To adjust, make sure you have your HSN adjusted properly and bring your engine up to operating temperature. Then do one or two full throttle runs to "clear out" the enigne. Bring the car to a complete stop and let the engine idle for 30 seconds. Once the 30 seconds is up, give it full throttle. The car should take off normally or only slightly slower than normal. If it is very slugglish, or the engine dies when you give it full throttle or before the time is up, the LSN is too rich. For most enignes, you turn the LSN clockwise to lean it and counter-clockwise to richen it. (NOTE: Some carburetors are the reverse of this so MAKE SURE you follow the instructions provided by your manufacturer specfically!!) Make very small adjustments to this needle when changing it (1/16th to 1/8th turns only).
Like with the HSN, make sure to drive your car around a little after making an adjustment to the LSN to let the engine adjust to the change. Make a couple more full throttle passes then again bring the car to a complete stop and repeat the process until the car launches well and there is still pleanty of blue smoke at less than half throttle driving.
The third needle, if equipped, isn't a needle at all but is reffered to as either the low speed needle seat or the mid range needle. I will not go into this needle as this is something for more advanced drivers. The factory setting will be fine for 99% of drivers anyway.
This should cover your questions about the oil from the pipe and the sluggish performance of your engine at the moment.
As for your diff oil, this is something that you CAN do. The car should have come with some oil or grease already in the diff if you bought a Ready-To-Run (RTR) car. I'm assuming that you did get an RTR.
If the car came with Gear Diffs, and almost all nitro cars do, for now you are probably fine as these diffs don't need to be re-greased very often. To do so would require you to remove the diffs from the car, open them up, and fill them with diff oil.
Now if you are racing AND the differentials in your car are sealed, you can fill them with different weight oils to "tune" them to change the way the car handles. Again, as a beginner this is something you don't need to worry about at the moment but if you wish you can read through posts here to get a better idea of how that adjustment works.

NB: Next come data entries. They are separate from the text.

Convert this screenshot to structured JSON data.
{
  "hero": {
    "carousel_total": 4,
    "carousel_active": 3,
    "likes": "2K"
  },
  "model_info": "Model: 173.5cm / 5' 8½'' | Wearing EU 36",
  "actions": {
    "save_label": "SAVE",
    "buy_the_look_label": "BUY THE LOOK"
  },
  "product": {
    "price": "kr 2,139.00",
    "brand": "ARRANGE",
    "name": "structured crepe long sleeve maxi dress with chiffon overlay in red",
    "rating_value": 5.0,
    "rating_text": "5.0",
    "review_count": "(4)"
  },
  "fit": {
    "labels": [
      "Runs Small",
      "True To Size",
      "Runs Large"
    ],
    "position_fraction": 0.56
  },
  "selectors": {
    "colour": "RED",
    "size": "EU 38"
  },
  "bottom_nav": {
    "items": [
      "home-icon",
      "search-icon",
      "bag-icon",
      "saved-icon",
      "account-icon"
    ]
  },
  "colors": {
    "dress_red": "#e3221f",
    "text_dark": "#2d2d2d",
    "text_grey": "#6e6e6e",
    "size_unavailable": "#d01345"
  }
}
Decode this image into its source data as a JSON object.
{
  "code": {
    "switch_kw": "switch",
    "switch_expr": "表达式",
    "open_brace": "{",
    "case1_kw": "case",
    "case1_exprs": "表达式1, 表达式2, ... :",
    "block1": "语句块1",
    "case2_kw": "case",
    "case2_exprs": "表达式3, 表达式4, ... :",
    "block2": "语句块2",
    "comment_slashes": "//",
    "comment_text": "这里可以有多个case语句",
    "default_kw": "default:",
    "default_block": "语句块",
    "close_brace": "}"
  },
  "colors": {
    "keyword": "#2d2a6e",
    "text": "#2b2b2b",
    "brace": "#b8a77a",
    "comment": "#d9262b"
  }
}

I know this is rather long but I felt these questions needed to be answered in depth to help you expand your knowledge as a new hobbiest. Good luck and please feel free to ask more questions if you have them.